Even the simplest story is driven forward on the back of the basic questions ‘What will happen next?’ and ‘What is really going on?’ They are the devices which create and increase suspense. But what are some simple, practical ways to introduce them into your story?

Here are some ideas:

1. Accuse someone.

Early on in your story, have someone dramatically point at someone else and, in the hearing of your protagonist, accuse them of something serious. Perhaps a murder victim indicating who did it? This creates the expectation in the reader that your protagonist will eventually encounter this person and they will be watching for it.

2. Give the reader a false break.
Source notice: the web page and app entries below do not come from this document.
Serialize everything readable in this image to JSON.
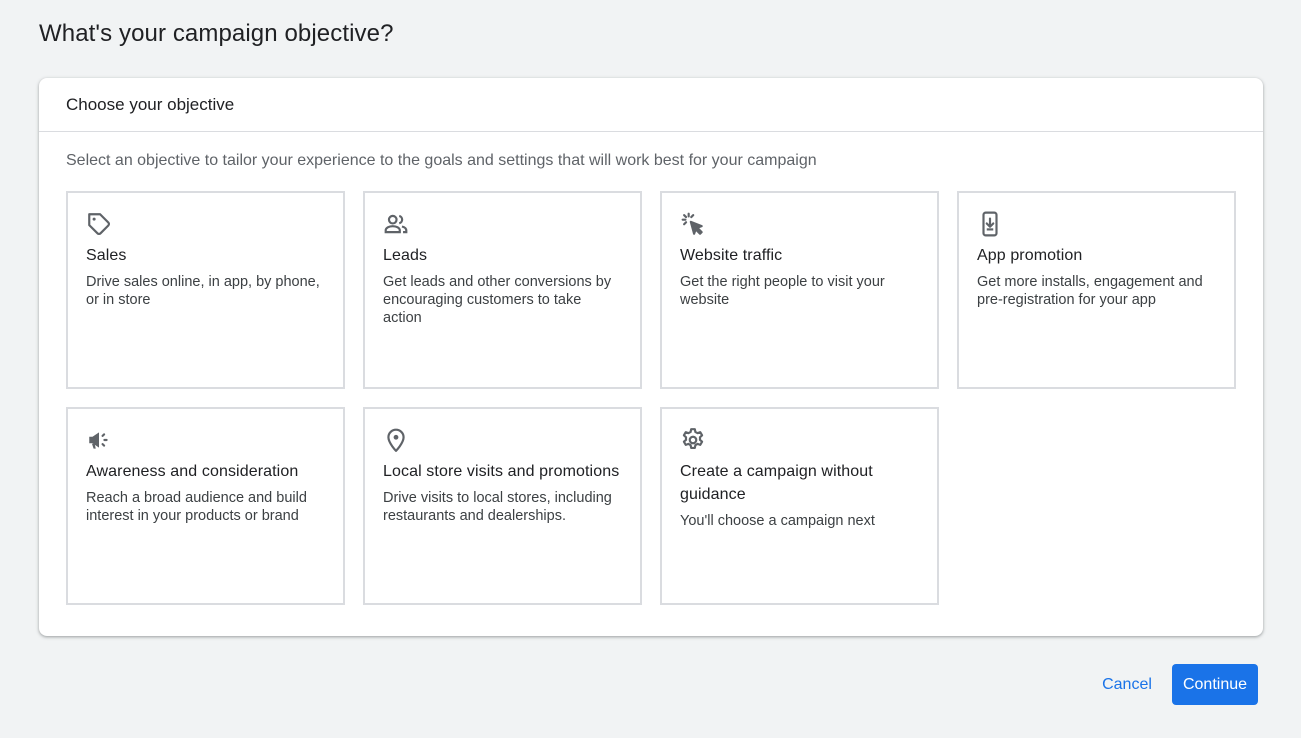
{
  "page": {
    "title": "What's your campaign objective?"
  },
  "panel": {
    "header": "Choose your objective",
    "subtitle": "Select an objective to tailor your experience to the goals and settings that will work best for your campaign"
  },
  "objectives": [
    {
      "icon": "tag-icon",
      "title": "Sales",
      "description": "Drive sales online, in app, by phone, or in store"
    },
    {
      "icon": "people-icon",
      "title": "Leads",
      "description": "Get leads and other conversions by encouraging customers to take action"
    },
    {
      "icon": "cursor-click-icon",
      "title": "Website traffic",
      "description": "Get the right people to visit your website"
    },
    {
      "icon": "phone-download-icon",
      "title": "App promotion",
      "description": "Get more installs, engagement and pre-registration for your app"
    },
    {
      "icon": "megaphone-icon",
      "title": "Awareness and consideration",
      "description": "Reach a broad audience and build interest in your products or brand"
    },
    {
      "icon": "location-pin-icon",
      "title": "Local store visits and promotions",
      "description": "Drive visits to local stores, including restaurants and dealerships."
    },
    {
      "icon": "gear-icon",
      "title": "Create a campaign without guidance",
      "description": "You'll choose a campaign next"
    }
  ],
  "actions": {
    "cancel_label": "Cancel",
    "continue_label": "Continue"
  },
  "colors": {
    "accent": "#1a73e8",
    "icon": "#5f6368",
    "border": "#dadce0",
    "background": "#f1f3f4"
  }
}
You’ve all seen this in horror movies. Have the unprotected character search around the old, abandoned house - and apparently find nothing. Then, just as your character sighs with relief and relaxes a little, pounce.

3. Lure someone deeper in.

Labyrinths and dungeons are great ways to make readers wonder what will happen next. Lead your characters deeper into someone’s lair. In Polanski’s film Macbeth, Banquo’s murderers are guided away from the exit of the castle, down into chambers that they have not seen, to their sudden and watery death. With every downward step, tension goes up.